MATERIAL PROVIDED:
☆ ☆ ☆ ☆ ☆ ☆ ☆

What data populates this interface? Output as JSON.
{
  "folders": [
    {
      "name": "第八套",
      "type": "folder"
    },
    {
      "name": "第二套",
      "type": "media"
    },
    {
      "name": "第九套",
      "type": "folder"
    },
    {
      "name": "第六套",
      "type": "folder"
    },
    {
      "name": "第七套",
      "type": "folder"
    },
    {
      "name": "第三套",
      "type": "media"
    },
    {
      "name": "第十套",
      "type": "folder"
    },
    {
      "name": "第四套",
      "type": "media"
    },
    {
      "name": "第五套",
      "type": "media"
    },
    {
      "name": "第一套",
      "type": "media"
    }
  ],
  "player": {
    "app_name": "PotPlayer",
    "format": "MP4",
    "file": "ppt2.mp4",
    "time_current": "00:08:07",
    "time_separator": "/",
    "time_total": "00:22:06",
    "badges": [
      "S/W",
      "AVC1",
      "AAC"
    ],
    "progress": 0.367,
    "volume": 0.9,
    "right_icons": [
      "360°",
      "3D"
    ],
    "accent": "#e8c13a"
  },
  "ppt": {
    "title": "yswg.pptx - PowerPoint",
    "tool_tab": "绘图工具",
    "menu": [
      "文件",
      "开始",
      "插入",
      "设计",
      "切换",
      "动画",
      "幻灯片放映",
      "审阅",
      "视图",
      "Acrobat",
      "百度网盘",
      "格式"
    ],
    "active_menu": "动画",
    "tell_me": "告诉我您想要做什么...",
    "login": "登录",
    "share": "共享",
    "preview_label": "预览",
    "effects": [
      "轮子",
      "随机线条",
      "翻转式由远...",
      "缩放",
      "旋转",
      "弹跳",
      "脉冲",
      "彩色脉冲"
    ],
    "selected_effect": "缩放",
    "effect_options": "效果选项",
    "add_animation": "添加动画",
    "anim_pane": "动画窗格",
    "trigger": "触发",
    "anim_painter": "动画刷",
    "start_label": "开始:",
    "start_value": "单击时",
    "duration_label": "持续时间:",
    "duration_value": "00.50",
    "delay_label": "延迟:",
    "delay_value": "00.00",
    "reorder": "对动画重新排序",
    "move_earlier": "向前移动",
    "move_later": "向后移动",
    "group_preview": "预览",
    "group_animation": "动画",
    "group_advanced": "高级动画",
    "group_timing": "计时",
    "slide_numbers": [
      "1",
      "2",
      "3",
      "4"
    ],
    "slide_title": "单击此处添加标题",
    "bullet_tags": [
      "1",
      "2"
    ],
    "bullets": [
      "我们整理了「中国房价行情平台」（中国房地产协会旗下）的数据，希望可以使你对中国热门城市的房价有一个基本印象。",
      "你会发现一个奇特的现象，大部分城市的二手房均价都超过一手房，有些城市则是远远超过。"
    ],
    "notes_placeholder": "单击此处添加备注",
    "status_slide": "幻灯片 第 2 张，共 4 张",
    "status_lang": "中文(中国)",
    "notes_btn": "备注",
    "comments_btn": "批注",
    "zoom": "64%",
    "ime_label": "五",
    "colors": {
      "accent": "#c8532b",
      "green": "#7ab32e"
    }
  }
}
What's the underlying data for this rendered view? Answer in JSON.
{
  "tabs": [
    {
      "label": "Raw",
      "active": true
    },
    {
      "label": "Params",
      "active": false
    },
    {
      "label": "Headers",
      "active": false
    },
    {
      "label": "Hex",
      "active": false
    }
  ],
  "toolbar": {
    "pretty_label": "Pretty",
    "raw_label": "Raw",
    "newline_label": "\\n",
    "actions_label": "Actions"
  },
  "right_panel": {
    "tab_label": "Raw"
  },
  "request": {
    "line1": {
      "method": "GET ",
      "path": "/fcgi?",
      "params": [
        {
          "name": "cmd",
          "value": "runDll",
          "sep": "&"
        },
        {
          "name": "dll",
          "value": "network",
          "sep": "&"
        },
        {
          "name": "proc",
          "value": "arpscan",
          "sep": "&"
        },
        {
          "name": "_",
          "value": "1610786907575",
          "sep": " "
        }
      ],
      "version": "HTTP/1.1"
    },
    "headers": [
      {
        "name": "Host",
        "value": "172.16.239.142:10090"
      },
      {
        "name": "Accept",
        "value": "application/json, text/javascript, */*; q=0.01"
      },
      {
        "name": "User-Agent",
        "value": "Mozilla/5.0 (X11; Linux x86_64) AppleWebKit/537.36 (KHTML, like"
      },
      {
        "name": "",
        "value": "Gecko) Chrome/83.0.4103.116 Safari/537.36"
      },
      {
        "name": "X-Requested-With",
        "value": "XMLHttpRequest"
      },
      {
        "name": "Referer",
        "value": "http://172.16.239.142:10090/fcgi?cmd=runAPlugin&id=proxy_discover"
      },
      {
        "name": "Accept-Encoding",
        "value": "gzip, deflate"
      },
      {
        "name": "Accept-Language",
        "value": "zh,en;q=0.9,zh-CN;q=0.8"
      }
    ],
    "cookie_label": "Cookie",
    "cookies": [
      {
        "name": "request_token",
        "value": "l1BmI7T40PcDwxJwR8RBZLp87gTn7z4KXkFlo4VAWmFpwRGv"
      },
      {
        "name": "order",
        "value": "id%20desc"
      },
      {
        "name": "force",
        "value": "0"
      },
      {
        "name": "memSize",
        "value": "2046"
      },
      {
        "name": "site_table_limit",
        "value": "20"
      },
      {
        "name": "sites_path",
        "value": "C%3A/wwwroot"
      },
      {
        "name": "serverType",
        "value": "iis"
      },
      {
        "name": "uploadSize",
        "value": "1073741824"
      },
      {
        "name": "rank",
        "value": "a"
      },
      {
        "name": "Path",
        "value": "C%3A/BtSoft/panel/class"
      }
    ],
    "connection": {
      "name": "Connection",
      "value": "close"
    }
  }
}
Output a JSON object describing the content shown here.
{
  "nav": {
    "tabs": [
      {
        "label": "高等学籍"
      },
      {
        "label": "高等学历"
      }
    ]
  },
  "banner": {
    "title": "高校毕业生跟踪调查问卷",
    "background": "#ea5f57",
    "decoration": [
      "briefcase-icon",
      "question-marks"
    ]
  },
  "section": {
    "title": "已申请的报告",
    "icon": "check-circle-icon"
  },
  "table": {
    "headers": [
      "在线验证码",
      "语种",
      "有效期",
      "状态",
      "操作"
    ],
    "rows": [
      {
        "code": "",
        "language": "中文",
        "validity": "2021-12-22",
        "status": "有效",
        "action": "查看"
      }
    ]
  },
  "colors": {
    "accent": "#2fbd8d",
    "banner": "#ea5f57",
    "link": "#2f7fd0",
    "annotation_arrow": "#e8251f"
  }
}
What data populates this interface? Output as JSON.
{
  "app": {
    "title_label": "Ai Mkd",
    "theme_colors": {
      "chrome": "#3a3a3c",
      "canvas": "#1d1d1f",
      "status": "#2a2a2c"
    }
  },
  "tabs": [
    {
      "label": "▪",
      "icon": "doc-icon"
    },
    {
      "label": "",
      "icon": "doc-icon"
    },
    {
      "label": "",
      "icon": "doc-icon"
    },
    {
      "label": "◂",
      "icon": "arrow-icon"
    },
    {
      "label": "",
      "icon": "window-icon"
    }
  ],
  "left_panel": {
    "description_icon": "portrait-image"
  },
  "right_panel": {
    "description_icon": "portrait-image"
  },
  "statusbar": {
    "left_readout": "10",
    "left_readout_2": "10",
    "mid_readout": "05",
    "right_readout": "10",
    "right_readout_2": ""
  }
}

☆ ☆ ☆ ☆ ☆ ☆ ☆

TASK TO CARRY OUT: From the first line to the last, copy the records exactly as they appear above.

EXERCISE RESULT:
What data populates this interface? Output as JSON.
{
  "folders": [
    {
      "name": "第八套",
      "type": "folder"
    },
    {
      "name": "第二套",
      "type": "media"
    },
    {
      "name": "第九套",
      "type": "folder"
    },
    {
      "name": "第六套",
      "type": "folder"
    },
    {
      "name": "第七套",
      "type": "folder"
    },
    {
      "name": "第三套",
      "type": "media"
    },
    {
      "name": "第十套",
      "type": "folder"
    },
    {
      "name": "第四套",
      "type": "media"
    },
    {
      "name": "第五套",
      "type": "media"
    },
    {
      "name": "第一套",
      "type": "media"
    }
  ],
  "player": {
    "app_name": "PotPlayer",
    "format": "MP4",
    "file": "ppt2.mp4",
    "time_current": "00:08:07",
    "time_separator": "/",
    "time_total": "00:22:06",
    "badges": [
      "S/W",
      "AVC1",
      "AAC"
    ],
    "progress": 0.367,
    "volume": 0.9,
    "right_icons": [
      "360°",
      "3D"
    ],
    "accent": "#e8c13a"
  },
  "ppt": {
    "title": "yswg.pptx - PowerPoint",
    "tool_tab": "绘图工具",
    "menu": [
      "文件",
      "开始",
      "插入",
      "设计",
      "切换",
      "动画",
      "幻灯片放映",
      "审阅",
      "视图",
      "Acrobat",
      "百度网盘",
      "格式"
    ],
    "active_menu": "动画",
    "tell_me": "告诉我您想要做什么...",
    "login": "登录",
    "share": "共享",
    "preview_label": "预览",
    "effects": [
      "轮子",
      "随机线条",
      "翻转式由远...",
      "缩放",
      "旋转",
      "弹跳",
      "脉冲",
      "彩色脉冲"
    ],
    "selected_effect": "缩放",
    "effect_options": "效果选项",
    "add_animation": "添加动画",
    "anim_pane": "动画窗格",
    "trigger": "触发",
    "anim_painter": "动画刷",
    "start_label": "开始:",
    "start_value": "单击时",
    "duration_label": "持续时间:",
    "duration_value": "00.50",
    "delay_label": "延迟:",
    "delay_value": "00.00",
    "reorder": "对动画重新排序",
    "move_earlier": "向前移动",
    "move_later": "向后移动",
    "group_preview": "预览",
    "group_animation": "动画",
    "group_advanced": "高级动画",
    "group_timing": "计时",
    "slide_numbers": [
      "1",
      "2",
      "3",
      "4"
    ],
    "slide_title": "单击此处添加标题",
    "bullet_tags": [
      "1",
      "2"
    ],
    "bullets": [
      "我们整理了「中国房价行情平台」（中国房地产协会旗下）的数据，希望可以使你对中国热门城市的房价有一个基本印象。",
      "你会发现一个奇特的现象，大部分城市的二手房均价都超过一手房，有些城市则是远远超过。"
    ],
    "notes_placeholder": "单击此处添加备注",
    "status_slide": "幻灯片 第 2 张，共 4 张",
    "status_lang": "中文(中国)",
    "notes_btn": "备注",
    "comments_btn": "批注",
    "zoom": "64%",
    "ime_label": "五",
    "colors": {
      "accent": "#c8532b",
      "green": "#7ab32e"
    }
  }
}
What's the underlying data for this rendered view? Answer in JSON.
{
  "tabs": [
    {
      "label": "Raw",
      "active": true
    },
    {
      "label": "Params",
      "active": false
    },
    {
      "label": "Headers",
      "active": false
    },
    {
      "label": "Hex",
      "active": false
    }
  ],
  "toolbar": {
    "pretty_label": "Pretty",
    "raw_label": "Raw",
    "newline_label": "\\n",
    "actions_label": "Actions"
  },
  "right_panel": {
    "tab_label": "Raw"
  },
  "request": {
    "line1": {
      "method": "GET ",
      "path": "/fcgi?",
      "params": [
        {
          "name": "cmd",
          "value": "runDll",
          "sep": "&"
        },
        {
          "name": "dll",
          "value": "network",
          "sep": "&"
        },
        {
          "name": "proc",
          "value": "arpscan",
          "sep": "&"
        },
        {
          "name": "_",
          "value": "1610786907575",
          "sep": " "
        }
      ],
      "version": "HTTP/1.1"
    },
    "headers": [
      {
        "name": "Host",
        "value": "172.16.239.142:10090"
      },
      {
        "name": "Accept",
        "value": "application/json, text/javascript, */*; q=0.01"
      },
      {
        "name": "User-Agent",
        "value": "Mozilla/5.0 (X11; Linux x86_64) AppleWebKit/537.36 (KHTML, like"
      },
      {
        "name": "",
        "value": "Gecko) Chrome/83.0.4103.116 Safari/537.36"
      },
      {
        "name": "X-Requested-With",
        "value": "XMLHttpRequest"
      },
      {
        "name": "Referer",
        "value": "http://172.16.239.142:10090/fcgi?cmd=runAPlugin&id=proxy_discover"
      },
      {
        "name": "Accept-Encoding",
        "value": "gzip, deflate"
      },
      {
        "name": "Accept-Language",
        "value": "zh,en;q=0.9,zh-CN;q=0.8"
      }
    ],
    "cookie_label": "Cookie",
    "cookies": [
      {
        "name": "request_token",
        "value": "l1BmI7T40PcDwxJwR8RBZLp87gTn7z4KXkFlo4VAWmFpwRGv"
      },
      {
        "name": "order",
        "value": "id%20desc"
      },
      {
        "name": "force",
        "value": "0"
      },
      {
        "name": "memSize",
        "value": "2046"
      },
      {
        "name": "site_table_limit",
        "value": "20"
      },
      {
        "name": "sites_path",
        "value": "C%3A/wwwroot"
      },
      {
        "name": "serverType",
        "value": "iis"
      },
      {
        "name": "uploadSize",
        "value": "1073741824"
      },
      {
        "name": "rank",
        "value": "a"
      },
      {
        "name": "Path",
        "value": "C%3A/BtSoft/panel/class"
      }
    ],
    "connection": {
      "name": "Connection",
      "value": "close"
    }
  }
}
Output a JSON object describing the content shown here.
{
  "nav": {
    "tabs": [
      {
        "label": "高等学籍"
      },
      {
        "label": "高等学历"
      }
    ]
  },
  "banner": {
    "title": "高校毕业生跟踪调查问卷",
    "background": "#ea5f57",
    "decoration": [
      "briefcase-icon",
      "question-marks"
    ]
  },
  "section": {
    "title": "已申请的报告",
    "icon": "check-circle-icon"
  },
  "table": {
    "headers": [
      "在线验证码",
      "语种",
      "有效期",
      "状态",
      "操作"
    ],
    "rows": [
      {
        "code": "",
        "language": "中文",
        "validity": "2021-12-22",
        "status": "有效",
        "action": "查看"
      }
    ]
  },
  "colors": {
    "accent": "#2fbd8d",
    "banner": "#ea5f57",
    "link": "#2f7fd0",
    "annotation_arrow": "#e8251f"
  }
}
What data populates this interface? Output as JSON.
{
  "app": {
    "title_label": "Ai Mkd",
    "theme_colors": {
      "chrome": "#3a3a3c",
      "canvas": "#1d1d1f",
      "status": "#2a2a2c"
    }
  },
  "tabs": [
    {
      "label": "▪",
      "icon": "doc-icon"
    },
    {
      "label": "",
      "icon": "doc-icon"
    },
    {
      "label": "",
      "icon": "doc-icon"
    },
    {
      "label": "◂",
      "icon": "arrow-icon"
    },
    {
      "label": "",
      "icon": "window-icon"
    }
  ],
  "left_panel": {
    "description_icon": "portrait-image"
  },
  "right_panel": {
    "description_icon": "portrait-image"
  },
  "statusbar": {
    "left_readout": "10",
    "left_readout_2": "10",
    "mid_readout": "05",
    "right_readout": "10",
    "right_readout_2": ""
  }
}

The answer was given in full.